§ Activity
Check each line of the data for "milliseconds", and copy the ones that have it.

§ Page and application data records

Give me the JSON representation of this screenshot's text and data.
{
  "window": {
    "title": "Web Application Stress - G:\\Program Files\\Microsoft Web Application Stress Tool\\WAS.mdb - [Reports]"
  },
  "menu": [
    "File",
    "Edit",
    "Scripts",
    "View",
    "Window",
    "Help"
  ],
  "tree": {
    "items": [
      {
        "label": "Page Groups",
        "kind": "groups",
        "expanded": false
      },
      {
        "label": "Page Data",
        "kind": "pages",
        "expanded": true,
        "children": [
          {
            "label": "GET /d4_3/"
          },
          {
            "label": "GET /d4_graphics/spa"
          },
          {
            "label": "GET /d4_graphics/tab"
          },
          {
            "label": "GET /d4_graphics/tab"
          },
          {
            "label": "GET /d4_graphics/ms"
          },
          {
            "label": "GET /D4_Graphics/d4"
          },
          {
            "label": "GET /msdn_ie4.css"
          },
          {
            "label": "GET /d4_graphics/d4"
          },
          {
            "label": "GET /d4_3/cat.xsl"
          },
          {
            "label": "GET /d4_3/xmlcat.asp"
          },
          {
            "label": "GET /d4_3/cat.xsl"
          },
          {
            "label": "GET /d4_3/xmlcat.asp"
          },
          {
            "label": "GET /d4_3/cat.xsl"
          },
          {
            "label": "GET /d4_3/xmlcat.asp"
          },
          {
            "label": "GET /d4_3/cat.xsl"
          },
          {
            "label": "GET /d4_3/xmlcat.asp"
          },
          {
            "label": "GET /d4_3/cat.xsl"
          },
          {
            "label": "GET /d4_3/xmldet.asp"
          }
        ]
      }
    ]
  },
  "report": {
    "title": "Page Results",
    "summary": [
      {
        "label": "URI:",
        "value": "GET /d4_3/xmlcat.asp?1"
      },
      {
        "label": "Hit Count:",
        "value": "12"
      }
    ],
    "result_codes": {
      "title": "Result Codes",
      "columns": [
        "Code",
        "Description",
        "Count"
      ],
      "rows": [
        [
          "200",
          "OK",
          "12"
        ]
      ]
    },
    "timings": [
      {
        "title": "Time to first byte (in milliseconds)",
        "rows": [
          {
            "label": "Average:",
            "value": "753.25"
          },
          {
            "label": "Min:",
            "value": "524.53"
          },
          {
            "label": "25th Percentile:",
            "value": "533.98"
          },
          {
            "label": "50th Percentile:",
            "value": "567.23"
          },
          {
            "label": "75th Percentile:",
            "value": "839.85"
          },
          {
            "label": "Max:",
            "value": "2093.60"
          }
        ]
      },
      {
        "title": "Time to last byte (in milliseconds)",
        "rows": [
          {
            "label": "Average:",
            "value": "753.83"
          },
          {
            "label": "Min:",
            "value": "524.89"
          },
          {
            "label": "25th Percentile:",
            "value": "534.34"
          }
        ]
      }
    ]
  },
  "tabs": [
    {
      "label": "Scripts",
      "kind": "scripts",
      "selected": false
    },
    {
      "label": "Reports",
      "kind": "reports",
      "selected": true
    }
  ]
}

§ Response for this exercise
        "title": "Time to first byte (in milliseconds)",
        "title": "Time to last byte (in milliseconds)",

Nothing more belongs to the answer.